Let us now leave ergodic theory and return to graph theory. Given the power of the Furstenberg correspondence principle, it is natural to look for something similar in graph theory, which would connect up results in finitary graph theory with some infinitary variant. A typical candidate for a finitary graph theory result that one would hope to do this for is the triangle removal lemma, which was discussed in a recent blog post here. That lemma is in fact closely connected with Szemerédi’s theorem, indeed it implies the k=3 case of that theorem (i.e. Roth’s theorem) in much the same way that Ramsey’s theorem implies Schur’s theorem. It does turn out that this is possible, although the infinitary analogues of things like the triangle removal lemma are a little strange-looking (one such analogue can be found in this paper; another can be found in this one). But it is easier to describe the concept of a graph limit. There are several equivalent formulations of this limit, including the notion of a “graphon” introduced by Lovász and Szegedy, the flag algebra construction introduced by Razborov, and the notion of a permutation-invariant measure space introduced by myself. I will discuss my own construction here, which is closely modelled on the Furstenberg correspondence principle. What it does is starts with a sequence G_n of graphs (which one should think of as getting increasingly large, while remaining dense) and extracts a limit object, which is a probability space (X, {\mathcal B}, \mu) together with an action of the permutation group S_\infty on the integers, as follows.

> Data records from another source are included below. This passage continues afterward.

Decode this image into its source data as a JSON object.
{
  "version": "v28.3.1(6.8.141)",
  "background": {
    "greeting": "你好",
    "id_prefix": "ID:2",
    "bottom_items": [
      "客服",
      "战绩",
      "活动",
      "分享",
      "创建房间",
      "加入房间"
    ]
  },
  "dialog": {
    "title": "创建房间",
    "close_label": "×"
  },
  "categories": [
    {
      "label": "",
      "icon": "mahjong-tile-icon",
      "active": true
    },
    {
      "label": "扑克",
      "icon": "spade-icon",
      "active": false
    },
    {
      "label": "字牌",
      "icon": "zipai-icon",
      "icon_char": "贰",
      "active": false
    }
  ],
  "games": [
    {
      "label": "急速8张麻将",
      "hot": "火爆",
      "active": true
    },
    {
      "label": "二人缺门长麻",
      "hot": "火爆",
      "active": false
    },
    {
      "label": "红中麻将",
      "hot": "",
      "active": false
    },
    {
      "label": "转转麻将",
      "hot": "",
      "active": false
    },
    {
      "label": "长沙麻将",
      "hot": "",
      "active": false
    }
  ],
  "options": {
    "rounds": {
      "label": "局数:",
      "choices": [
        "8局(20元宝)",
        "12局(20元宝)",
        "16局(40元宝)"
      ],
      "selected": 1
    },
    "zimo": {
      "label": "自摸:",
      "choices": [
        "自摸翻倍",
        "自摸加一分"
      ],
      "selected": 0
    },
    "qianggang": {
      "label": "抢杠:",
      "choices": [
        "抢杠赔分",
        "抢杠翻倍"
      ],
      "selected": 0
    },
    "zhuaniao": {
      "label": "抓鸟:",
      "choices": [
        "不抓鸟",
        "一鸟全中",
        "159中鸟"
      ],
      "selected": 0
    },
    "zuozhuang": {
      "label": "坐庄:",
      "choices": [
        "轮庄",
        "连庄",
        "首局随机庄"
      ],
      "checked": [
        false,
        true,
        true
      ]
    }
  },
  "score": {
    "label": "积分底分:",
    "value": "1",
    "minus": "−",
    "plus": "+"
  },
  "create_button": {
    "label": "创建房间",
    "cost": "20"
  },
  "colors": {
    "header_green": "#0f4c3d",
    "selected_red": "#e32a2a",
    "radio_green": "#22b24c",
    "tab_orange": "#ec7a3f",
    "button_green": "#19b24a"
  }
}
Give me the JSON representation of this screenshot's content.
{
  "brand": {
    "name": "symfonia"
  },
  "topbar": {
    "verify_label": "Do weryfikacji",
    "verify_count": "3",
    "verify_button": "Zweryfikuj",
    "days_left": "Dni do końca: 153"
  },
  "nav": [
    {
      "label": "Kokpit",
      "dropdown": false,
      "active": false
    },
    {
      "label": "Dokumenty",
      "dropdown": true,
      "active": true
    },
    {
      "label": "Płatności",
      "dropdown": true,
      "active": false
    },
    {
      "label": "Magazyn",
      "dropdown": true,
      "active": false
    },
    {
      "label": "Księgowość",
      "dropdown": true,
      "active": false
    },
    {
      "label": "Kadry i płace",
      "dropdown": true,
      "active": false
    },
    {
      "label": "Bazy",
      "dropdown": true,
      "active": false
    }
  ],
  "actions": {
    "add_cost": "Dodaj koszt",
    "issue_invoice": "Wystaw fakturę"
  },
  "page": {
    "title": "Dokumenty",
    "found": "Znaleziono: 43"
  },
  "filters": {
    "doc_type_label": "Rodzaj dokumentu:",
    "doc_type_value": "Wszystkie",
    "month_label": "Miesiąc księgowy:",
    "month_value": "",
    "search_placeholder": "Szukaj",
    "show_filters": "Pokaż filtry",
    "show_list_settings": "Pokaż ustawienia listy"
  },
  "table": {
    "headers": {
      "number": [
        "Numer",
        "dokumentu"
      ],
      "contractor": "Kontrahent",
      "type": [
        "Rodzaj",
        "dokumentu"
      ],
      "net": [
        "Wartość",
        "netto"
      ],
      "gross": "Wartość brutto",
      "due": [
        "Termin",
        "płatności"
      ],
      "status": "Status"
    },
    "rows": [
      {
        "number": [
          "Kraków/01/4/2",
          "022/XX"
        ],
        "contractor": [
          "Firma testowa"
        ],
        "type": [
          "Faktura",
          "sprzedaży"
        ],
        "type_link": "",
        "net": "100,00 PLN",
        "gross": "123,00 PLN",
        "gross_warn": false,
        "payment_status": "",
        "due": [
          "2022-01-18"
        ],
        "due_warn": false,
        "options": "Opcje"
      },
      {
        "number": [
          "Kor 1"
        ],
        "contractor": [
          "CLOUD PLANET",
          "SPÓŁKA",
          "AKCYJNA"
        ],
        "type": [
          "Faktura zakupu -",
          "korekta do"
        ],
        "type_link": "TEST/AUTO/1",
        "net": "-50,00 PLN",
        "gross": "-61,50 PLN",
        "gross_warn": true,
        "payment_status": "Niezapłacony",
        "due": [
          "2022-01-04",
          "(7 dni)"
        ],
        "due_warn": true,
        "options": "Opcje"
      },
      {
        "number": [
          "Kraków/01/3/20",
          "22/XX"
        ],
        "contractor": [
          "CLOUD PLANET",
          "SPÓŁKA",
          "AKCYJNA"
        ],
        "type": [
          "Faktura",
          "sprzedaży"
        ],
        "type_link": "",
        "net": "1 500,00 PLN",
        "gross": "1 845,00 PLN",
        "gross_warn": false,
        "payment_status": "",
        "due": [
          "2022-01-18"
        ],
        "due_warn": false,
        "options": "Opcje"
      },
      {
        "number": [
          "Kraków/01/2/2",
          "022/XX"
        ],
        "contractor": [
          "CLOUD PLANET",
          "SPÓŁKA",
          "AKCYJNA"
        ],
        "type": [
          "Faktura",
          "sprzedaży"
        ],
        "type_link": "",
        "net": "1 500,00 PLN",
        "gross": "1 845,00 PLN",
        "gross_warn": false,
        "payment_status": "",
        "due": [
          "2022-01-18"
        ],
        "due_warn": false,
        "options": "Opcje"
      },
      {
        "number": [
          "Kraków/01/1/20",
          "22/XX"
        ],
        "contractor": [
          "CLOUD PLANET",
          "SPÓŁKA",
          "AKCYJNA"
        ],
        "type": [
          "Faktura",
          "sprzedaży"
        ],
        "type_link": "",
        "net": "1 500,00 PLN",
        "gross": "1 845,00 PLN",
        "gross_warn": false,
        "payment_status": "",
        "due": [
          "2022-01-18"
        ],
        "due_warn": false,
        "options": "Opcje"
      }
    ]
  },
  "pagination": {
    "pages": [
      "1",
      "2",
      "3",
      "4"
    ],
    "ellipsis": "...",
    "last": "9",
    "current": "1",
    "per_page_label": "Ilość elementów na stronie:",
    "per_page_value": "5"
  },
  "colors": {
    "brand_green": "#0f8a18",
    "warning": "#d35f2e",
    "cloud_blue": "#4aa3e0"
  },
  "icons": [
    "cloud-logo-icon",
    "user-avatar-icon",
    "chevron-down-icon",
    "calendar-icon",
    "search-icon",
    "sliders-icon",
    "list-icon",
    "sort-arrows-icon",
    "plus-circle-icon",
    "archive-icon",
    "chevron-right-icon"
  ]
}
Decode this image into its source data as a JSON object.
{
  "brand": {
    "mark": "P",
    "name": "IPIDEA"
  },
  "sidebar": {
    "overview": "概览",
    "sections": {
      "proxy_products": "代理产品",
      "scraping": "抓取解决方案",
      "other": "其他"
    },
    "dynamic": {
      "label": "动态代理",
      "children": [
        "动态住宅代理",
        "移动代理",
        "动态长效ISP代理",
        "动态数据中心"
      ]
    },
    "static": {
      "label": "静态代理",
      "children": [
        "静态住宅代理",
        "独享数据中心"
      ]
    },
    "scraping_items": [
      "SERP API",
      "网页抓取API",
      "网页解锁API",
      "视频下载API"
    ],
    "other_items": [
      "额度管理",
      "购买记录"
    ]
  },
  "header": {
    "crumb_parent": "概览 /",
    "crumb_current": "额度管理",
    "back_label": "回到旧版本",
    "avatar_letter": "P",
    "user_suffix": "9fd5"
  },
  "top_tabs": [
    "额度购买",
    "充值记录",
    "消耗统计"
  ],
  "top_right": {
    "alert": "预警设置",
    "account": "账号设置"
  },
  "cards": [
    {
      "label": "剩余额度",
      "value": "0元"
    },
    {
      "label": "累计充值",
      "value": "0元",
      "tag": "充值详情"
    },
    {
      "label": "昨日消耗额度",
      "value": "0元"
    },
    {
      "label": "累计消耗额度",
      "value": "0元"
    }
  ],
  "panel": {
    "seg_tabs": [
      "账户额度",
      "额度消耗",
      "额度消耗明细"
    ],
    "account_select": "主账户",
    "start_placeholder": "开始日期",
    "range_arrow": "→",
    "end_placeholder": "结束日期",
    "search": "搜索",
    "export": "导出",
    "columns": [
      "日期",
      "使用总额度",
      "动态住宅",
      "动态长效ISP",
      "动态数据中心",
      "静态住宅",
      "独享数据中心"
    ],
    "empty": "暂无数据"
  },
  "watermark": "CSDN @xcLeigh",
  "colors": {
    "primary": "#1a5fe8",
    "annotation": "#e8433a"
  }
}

  1. We let X = 2^{\binom{\Bbb Z}{2}} be the space of all graphs on the integers, with the standard product (i.e. weak) topology, and hence product sigma-algebra. This space has an obvious action of the permutation group S_\infty, formed by permuting the vertices.
  2. Each graph G_n generates a random graph on the integers – or equivalently, a probability measure \mu_n in X – as follows. We randomly and independently sample the vertices of the graph G_n infinitely often, creating a sequence (v_{n,i})_{i \in {\Bbb Z}} of vertices in the graph G_n. (Of course, many of these vertices will collide, but this will be not be important for us.) This then creates a random graph on the integers, with any two integers i and j connected by an edge if their associated vertices v_{n,i}, v_{n,j} are distinct and are connected by an edge in G_n. By construction, the probability measure \mu_n associated to this graph is already S_\infty-invariant.
  3. We then let n go to infinity, and extract a weak limit \mu just as with the Furstenberg correspondence principle.

It is then possible to prove results somewhat analogous to the Furstenberg structure theorem and Furstenberg recurrence theorem in this setting, and use this to prove several results in graph theory (as well as its more complicated generalisation, hypergraph theory). I myself am optimistic that by transferring more ideas from traditional ergodic theory into this new setting of “ergodic graph theory”, that one could obtain a new tool for systematically establishing a number of other qualitative results in graph theory, particularly those which are traditionally reliant on the Szemerédi regularity lemma (which is almost a qualitative result itself, given how poor the bounds are). This is however still a work in progress.